It hasn’t been the best of times to be an entrepreneur, to say the very least. Trapped between the rock of the coronavirus pandemic and the hard place of looming Brexit uncertainty, so many businesses have been forced to reconsider how they operate, and some have unfortunately had to shutter their doors due to the financial effects of COVID-19.
Working through the pandemic has not been easy, especially for startups and small businesses in the financial and insurance sectors. While the way in which they work has had to adapt to the “new normal”, the workload hasn’t stopped growing. It really is a testament to the bright minds in the industry that such a massive pivot has been possible while continuing to take on more business. The remote working phenomenon has played a major role in all this. While startups and small businesses might be used to non-traditional working arrangements, the switch to working from home has definitely been more difficult for larger and more established firms who become very used to one place and one way of working.

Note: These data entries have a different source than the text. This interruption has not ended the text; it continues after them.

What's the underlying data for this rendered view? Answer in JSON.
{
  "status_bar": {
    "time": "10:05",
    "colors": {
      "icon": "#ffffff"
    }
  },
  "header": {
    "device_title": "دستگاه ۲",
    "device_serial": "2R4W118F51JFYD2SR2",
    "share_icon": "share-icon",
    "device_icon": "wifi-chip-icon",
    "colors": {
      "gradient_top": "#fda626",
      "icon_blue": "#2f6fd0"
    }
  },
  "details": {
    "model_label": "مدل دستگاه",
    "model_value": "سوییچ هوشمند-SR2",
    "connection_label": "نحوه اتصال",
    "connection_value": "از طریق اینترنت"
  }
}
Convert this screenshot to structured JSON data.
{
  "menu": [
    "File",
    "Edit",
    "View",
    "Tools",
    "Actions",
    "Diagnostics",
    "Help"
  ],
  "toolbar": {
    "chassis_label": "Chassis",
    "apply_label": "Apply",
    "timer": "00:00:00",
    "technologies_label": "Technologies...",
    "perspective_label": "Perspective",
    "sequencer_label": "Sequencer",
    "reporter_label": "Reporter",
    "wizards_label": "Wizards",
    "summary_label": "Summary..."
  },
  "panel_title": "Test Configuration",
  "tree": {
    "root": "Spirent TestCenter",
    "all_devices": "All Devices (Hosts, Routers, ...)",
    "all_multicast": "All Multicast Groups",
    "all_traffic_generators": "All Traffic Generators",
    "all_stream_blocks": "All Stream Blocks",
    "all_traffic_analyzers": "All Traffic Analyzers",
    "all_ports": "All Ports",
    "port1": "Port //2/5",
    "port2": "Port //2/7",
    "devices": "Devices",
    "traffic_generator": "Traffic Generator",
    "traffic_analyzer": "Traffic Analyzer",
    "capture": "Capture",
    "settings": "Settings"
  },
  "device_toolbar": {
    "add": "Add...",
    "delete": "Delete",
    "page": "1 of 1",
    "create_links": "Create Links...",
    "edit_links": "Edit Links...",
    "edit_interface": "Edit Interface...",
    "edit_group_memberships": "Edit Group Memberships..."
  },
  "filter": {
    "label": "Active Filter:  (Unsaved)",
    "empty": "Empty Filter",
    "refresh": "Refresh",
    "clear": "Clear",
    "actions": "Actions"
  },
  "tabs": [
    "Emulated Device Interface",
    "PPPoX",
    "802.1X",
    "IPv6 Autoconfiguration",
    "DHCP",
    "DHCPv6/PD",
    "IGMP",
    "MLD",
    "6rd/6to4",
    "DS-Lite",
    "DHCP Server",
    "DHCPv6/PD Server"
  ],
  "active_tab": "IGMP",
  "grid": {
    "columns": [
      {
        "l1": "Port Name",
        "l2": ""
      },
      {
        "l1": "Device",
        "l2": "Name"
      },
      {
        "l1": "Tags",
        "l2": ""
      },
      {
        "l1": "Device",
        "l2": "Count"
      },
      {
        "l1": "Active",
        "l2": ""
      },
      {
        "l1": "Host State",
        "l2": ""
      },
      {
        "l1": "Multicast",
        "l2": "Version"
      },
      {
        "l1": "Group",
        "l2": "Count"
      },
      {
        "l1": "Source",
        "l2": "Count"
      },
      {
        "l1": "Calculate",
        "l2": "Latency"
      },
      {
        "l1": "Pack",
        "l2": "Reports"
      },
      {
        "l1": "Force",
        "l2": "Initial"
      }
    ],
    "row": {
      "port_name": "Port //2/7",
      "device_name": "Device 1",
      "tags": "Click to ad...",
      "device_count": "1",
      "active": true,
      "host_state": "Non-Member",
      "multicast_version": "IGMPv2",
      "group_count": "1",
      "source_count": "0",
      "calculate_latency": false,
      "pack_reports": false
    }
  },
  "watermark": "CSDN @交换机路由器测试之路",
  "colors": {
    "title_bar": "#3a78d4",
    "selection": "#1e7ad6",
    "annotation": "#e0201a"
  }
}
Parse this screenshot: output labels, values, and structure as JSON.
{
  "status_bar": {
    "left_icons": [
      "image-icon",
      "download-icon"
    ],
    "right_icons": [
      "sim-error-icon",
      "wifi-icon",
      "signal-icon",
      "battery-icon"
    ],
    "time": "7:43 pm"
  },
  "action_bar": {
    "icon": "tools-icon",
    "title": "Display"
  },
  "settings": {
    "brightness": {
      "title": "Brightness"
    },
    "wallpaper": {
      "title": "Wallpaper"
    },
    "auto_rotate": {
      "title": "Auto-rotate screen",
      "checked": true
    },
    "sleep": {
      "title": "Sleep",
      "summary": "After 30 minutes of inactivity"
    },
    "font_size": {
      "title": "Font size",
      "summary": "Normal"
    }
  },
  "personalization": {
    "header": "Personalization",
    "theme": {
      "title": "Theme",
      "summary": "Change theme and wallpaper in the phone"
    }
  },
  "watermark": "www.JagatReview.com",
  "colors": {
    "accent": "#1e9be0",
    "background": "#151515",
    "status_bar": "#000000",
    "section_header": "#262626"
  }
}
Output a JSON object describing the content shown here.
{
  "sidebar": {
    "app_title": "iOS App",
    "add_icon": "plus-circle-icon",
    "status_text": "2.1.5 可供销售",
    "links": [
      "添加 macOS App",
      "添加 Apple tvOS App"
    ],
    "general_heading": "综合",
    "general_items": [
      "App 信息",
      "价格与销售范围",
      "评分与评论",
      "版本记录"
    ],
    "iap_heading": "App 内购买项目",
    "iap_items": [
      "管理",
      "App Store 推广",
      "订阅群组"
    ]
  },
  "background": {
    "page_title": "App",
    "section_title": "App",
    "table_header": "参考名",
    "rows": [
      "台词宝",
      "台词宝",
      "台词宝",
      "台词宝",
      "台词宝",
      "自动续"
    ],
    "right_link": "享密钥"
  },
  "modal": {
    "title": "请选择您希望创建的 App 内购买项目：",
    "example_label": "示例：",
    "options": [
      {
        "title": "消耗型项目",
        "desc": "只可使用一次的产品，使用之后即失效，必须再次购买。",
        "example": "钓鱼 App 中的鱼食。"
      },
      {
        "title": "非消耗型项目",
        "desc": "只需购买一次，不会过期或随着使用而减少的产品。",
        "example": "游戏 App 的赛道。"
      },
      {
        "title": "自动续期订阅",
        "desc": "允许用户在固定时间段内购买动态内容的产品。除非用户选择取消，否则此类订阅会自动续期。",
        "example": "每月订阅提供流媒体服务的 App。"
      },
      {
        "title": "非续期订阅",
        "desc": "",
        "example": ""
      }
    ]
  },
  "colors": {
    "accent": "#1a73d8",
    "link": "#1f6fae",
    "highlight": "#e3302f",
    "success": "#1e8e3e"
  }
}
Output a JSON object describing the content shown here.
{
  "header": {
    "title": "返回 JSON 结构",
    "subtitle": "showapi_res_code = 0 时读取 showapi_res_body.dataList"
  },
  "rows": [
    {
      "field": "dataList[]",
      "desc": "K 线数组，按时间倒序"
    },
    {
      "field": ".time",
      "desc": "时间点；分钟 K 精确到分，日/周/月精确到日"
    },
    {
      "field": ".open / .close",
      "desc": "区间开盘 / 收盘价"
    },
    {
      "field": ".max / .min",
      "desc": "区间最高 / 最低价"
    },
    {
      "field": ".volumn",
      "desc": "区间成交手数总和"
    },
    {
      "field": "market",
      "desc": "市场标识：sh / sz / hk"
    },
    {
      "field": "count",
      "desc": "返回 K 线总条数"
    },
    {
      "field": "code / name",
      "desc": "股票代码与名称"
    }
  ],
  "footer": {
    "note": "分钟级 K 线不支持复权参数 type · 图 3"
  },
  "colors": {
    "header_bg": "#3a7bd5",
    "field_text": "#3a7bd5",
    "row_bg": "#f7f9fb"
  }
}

However, when needs must, they have also done all they can to make the transition to remote working as seamless as possible. The main impact of “WFH” so far has been on the people involved rather than the bottom lines of businesses. People who would normally be in a workplace chatting to colleagues, getting out of the house, and separating work from life are now in their homes sitting at desks alone. This has had a marked effect on workplace morale and more importantly the mental wellbeing of workers. Businesses are doing what they can to remedy this, with regular online social events, limited returns to the office, and flexible hours for those who need it, but the working world is still looking for a way to get that office feel while the office is closed.
Another major challenge has been an apparent apathy on the part of the government. Established businesses have received support in the form of grants, loans and the salary support scheme. This did not translate well into the world of startups, as the “bounce back” loan was decried as posing too much risk for small businesses, and the salary support scheme which limited possible applications and omitted the self-employed entirely. The government did in all fairness attempt to remedy this series of errors with later schemes but for many the damage was already done.
The saving grace for many entrepreneurs has been the Chancellor’s decision to stop short of abolishing Entrepreneur’s Relief. While he did indeed slash it considerably, the key fact was that he kept the threshold at £1 million when experts had predicted it would be removed completely. The main positive for startups is that while the relief is no longer available for larger businesses, for early stage startups it is still very much a possibility.
We absolutely have to give a shout-out to all the entrepreneurs who have been shouldering a lot more responsibility than usual. All the stress and worries of staff have been piling on to them, and the financial pressures have been theirs to bear alone. You can never underestimate how much of their soul an entrepreneur puts into their business, how it’s almost like another child to them. Startups are an important driving force behind the creation of new jobs, the development of new business and innovation across sectors, and the founders who keep these industries thriving never seem to get the thanks they thoroughly deserve.
As we take the first wobbly steps along the road to recovery, we have to think about exactly how startups and small businesses can adapt to the new working world. The first step is of course properly adapting to remote working. It isn’t going anywhere for the foreseeable future so we all might as well learn to live with it. The tools are out there to host good and engaging meetings online, Teams, Meet, Zoom, or whatever suits your business’ needs. It’s also important to safeguard your business and your team against any unforeseen events that might come your way. If the year 2020 has taught us anything it’s that we should always be preparing for the absolute worst. Be prepared to pivot your business around anything that may arise, be aware of the current government support for a business of your size, and always, always put your people first.